- **Exercise aim**: Nothing in the entries should be altered. Write them out in full.

((

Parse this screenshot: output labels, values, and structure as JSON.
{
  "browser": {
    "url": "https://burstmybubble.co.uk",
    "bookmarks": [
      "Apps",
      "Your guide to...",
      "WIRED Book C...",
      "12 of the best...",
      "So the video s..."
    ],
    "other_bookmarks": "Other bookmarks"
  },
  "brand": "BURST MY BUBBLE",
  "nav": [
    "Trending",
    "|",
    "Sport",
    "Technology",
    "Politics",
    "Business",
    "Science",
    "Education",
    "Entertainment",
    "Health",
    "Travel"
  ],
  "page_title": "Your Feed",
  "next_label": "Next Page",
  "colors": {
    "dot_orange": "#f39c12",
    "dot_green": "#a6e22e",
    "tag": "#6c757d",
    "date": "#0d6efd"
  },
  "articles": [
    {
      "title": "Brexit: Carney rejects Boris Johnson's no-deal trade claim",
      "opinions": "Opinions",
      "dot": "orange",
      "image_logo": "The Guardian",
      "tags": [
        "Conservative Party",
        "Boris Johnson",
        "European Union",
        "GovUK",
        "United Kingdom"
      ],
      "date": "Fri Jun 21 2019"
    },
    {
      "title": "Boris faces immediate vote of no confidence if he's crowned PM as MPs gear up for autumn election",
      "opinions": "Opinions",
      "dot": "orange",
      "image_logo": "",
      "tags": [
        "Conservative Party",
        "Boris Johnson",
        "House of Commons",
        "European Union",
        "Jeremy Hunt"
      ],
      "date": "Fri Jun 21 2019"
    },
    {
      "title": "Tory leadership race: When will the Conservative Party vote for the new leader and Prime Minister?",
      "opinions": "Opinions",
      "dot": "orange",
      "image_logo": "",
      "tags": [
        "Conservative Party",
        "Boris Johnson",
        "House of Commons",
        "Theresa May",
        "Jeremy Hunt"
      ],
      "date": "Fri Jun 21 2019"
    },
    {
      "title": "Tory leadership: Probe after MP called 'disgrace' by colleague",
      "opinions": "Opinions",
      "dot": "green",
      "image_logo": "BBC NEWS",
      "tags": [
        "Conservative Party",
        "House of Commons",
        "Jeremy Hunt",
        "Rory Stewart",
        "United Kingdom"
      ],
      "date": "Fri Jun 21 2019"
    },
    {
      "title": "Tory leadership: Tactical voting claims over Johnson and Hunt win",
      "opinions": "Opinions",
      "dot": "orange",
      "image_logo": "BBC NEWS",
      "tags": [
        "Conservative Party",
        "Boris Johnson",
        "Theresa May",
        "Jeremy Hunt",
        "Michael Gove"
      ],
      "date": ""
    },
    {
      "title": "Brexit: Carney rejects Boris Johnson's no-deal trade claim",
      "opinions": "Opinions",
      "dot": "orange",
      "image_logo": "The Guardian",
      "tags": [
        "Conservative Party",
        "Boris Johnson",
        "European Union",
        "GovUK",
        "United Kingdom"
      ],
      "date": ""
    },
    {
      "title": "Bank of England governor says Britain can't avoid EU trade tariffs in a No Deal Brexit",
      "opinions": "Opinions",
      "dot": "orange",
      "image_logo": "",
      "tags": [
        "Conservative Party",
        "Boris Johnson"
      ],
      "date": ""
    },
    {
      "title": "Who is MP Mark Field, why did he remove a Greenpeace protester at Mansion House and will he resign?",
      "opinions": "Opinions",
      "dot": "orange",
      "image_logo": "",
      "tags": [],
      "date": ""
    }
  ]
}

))

- **Result**:
Parse this screenshot: output labels, values, and structure as JSON.
{
  "browser": {
    "url": "https://burstmybubble.co.uk",
    "bookmarks": [
      "Apps",
      "Your guide to...",
      "WIRED Book C...",
      "12 of the best...",
      "So the video s..."
    ],
    "other_bookmarks": "Other bookmarks"
  },
  "brand": "BURST MY BUBBLE",
  "nav": [
    "Trending",
    "|",
    "Sport",
    "Technology",
    "Politics",
    "Business",
    "Science",
    "Education",
    "Entertainment",
    "Health",
    "Travel"
  ],
  "page_title": "Your Feed",
  "next_label": "Next Page",
  "colors": {
    "dot_orange": "#f39c12",
    "dot_green": "#a6e22e",
    "tag": "#6c757d",
    "date": "#0d6efd"
  },
  "articles": [
    {
      "title": "Brexit: Carney rejects Boris Johnson's no-deal trade claim",
      "opinions": "Opinions",
      "dot": "orange",
      "image_logo": "The Guardian",
      "tags": [
        "Conservative Party",
        "Boris Johnson",
        "European Union",
        "GovUK",
        "United Kingdom"
      ],
      "date": "Fri Jun 21 2019"
    },
    {
      "title": "Boris faces immediate vote of no confidence if he's crowned PM as MPs gear up for autumn election",
      "opinions": "Opinions",
      "dot": "orange",
      "image_logo": "",
      "tags": [
        "Conservative Party",
        "Boris Johnson",
        "House of Commons",
        "European Union",
        "Jeremy Hunt"
      ],
      "date": "Fri Jun 21 2019"
    },
    {
      "title": "Tory leadership race: When will the Conservative Party vote for the new leader and Prime Minister?",
      "opinions": "Opinions",
      "dot": "orange",
      "image_logo": "",
      "tags": [
        "Conservative Party",
        "Boris Johnson",
        "House of Commons",
        "Theresa May",
        "Jeremy Hunt"
      ],
      "date": "Fri Jun 21 2019"
    },
    {
      "title": "Tory leadership: Probe after MP called 'disgrace' by colleague",
      "opinions": "Opinions",
      "dot": "green",
      "image_logo": "BBC NEWS",
      "tags": [
        "Conservative Party",
        "House of Commons",
        "Jeremy Hunt",
        "Rory Stewart",
        "United Kingdom"
      ],
      "date": "Fri Jun 21 2019"
    },
    {
      "title": "Tory leadership: Tactical voting claims over Johnson and Hunt win",
      "opinions": "Opinions",
      "dot": "orange",
      "image_logo": "BBC NEWS",
      "tags": [
        "Conservative Party",
        "Boris Johnson",
        "Theresa May",
        "Jeremy Hunt",
        "Michael Gove"
      ],
      "date": ""
    },
    {
      "title": "Brexit: Carney rejects Boris Johnson's no-deal trade claim",
      "opinions": "Opinions",
      "dot": "orange",
      "image_logo": "The Guardian",
      "tags": [
        "Conservative Party",
        "Boris Johnson",
        "European Union",
        "GovUK",
        "United Kingdom"
      ],
      "date": ""
    },
    {
      "title": "Bank of England governor says Britain can't avoid EU trade tariffs in a No Deal Brexit",
      "opinions": "Opinions",
      "dot": "orange",
      "image_logo": "",
      "tags": [
        "Conservative Party",
        "Boris Johnson"
      ],
      "date": ""
    },
    {
      "title": "Who is MP Mark Field, why did he remove a Greenpeace protester at Mansion House and will he resign?",
      "opinions": "Opinions",
      "dot": "orange",
      "image_logo": "",
      "tags": [],
      "date": ""
    }
  ]
}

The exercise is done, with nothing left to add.